§ ACTIVITY
Across the entries below, how many lines contain the string "icon"? Give only the count.

§ MATERIAL SUPPLIED
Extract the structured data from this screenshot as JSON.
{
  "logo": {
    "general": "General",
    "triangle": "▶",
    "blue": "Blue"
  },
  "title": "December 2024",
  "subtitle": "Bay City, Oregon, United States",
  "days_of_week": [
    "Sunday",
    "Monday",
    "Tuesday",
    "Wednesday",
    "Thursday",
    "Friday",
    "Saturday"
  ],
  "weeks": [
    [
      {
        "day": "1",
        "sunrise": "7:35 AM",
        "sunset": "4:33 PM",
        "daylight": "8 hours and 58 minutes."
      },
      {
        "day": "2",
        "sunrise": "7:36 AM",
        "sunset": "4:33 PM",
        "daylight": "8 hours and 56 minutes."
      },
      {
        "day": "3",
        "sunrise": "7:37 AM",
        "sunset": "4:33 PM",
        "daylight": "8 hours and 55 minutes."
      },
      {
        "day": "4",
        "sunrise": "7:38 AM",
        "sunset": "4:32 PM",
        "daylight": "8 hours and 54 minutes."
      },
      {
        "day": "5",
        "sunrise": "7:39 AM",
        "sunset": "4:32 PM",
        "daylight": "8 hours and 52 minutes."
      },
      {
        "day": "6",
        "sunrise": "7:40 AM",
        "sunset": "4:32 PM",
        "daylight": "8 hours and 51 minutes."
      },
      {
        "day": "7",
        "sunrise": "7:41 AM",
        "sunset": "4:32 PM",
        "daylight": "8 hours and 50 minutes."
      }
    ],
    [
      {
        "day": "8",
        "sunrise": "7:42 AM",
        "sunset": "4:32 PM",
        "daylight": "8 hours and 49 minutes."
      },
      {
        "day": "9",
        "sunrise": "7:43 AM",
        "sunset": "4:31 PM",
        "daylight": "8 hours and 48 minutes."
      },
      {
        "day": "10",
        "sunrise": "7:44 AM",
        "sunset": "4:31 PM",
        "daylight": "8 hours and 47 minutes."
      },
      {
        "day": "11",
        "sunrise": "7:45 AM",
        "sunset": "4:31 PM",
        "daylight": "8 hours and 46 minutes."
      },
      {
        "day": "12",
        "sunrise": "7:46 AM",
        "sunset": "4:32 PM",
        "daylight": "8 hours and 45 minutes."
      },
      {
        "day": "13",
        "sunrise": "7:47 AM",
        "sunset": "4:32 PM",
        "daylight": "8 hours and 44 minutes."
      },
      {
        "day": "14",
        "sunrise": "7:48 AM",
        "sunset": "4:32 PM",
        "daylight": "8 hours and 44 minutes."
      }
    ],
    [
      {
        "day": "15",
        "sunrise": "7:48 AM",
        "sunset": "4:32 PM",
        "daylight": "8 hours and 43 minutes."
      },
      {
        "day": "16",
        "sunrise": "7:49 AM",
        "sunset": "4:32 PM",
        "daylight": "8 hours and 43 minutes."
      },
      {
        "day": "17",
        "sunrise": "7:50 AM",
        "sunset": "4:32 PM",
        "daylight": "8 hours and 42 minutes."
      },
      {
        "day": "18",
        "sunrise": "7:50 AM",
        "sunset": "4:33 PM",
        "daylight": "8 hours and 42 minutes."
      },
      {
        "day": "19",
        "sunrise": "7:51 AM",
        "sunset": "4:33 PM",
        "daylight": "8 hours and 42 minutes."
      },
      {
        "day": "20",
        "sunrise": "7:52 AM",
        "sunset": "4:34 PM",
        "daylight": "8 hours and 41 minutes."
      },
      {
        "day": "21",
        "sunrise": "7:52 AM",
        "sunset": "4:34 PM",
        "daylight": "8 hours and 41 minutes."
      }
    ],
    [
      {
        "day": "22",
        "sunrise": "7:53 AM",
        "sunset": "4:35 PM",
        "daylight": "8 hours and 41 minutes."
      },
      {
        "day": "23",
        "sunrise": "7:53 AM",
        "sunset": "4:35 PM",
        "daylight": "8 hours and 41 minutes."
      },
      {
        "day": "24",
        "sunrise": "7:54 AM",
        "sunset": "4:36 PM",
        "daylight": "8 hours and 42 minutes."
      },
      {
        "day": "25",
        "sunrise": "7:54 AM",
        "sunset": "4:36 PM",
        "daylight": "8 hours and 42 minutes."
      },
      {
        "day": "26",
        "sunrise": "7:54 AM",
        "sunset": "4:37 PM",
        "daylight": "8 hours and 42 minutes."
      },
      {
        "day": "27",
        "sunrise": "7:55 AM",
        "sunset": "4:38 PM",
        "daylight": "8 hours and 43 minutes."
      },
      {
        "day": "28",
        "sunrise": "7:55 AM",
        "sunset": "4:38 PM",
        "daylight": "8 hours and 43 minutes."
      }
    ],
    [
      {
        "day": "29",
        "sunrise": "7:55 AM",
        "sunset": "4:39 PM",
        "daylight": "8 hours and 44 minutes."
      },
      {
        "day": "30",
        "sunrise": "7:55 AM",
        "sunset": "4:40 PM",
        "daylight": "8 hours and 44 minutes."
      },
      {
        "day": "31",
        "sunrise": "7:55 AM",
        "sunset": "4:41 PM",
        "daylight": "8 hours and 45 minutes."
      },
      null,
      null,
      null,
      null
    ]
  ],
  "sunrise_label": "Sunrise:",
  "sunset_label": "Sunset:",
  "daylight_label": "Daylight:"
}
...
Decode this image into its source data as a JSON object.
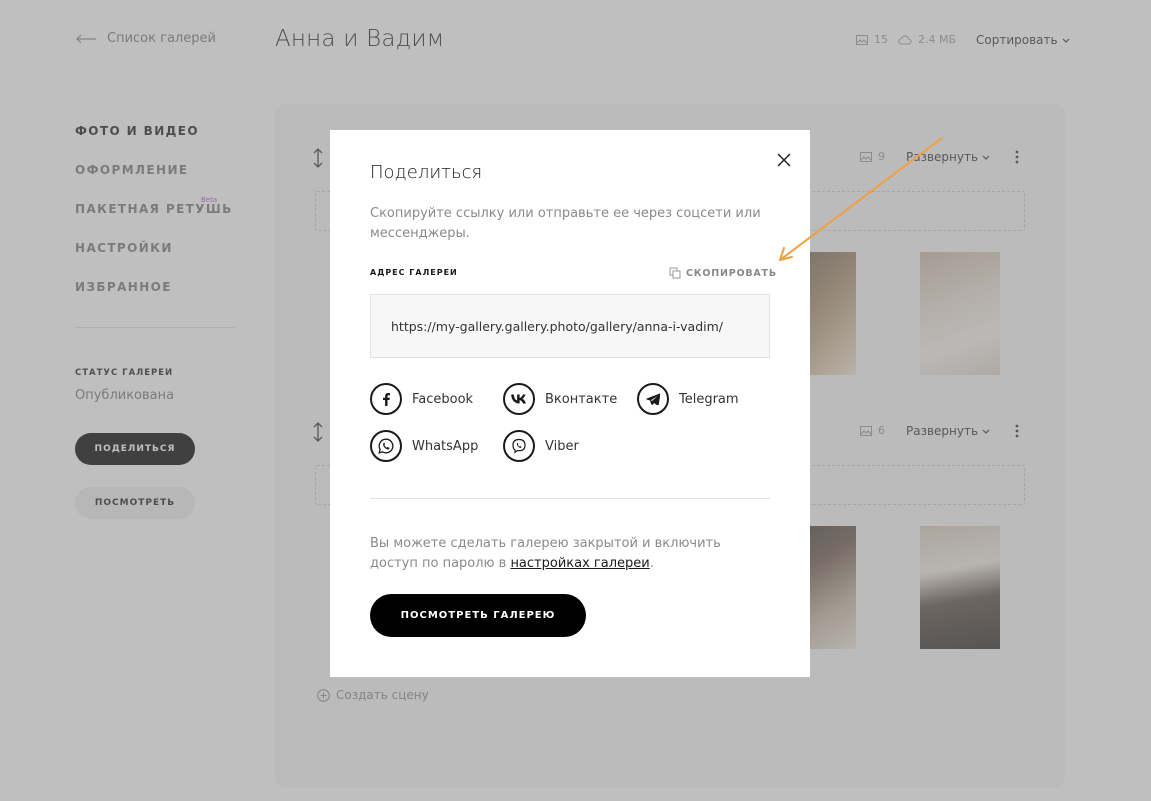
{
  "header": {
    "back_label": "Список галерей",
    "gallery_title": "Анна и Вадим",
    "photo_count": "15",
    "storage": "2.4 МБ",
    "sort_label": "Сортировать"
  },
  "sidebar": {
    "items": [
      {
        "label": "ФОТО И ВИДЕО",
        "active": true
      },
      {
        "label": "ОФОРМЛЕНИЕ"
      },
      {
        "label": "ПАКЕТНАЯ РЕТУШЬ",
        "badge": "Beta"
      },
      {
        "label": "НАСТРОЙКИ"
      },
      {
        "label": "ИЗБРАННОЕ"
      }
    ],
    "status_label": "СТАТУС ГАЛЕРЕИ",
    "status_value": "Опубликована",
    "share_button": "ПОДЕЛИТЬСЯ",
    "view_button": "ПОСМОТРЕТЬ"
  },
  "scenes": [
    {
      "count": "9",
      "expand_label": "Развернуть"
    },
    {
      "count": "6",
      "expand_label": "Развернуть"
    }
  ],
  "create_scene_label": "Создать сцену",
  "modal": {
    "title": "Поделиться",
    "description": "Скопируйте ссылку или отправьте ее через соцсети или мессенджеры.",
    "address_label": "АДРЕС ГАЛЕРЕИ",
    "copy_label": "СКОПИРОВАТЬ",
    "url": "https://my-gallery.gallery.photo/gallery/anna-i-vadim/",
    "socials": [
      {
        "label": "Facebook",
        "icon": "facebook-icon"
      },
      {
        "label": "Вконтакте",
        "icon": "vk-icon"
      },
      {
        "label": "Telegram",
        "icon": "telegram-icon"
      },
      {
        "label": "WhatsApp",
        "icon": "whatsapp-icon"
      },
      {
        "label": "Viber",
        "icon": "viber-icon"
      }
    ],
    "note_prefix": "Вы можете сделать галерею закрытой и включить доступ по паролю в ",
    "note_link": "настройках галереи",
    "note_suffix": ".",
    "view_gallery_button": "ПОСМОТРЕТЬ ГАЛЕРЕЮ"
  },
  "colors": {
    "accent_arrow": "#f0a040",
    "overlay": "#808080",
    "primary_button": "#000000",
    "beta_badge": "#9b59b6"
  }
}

§ EXERCISE SOLUTION
5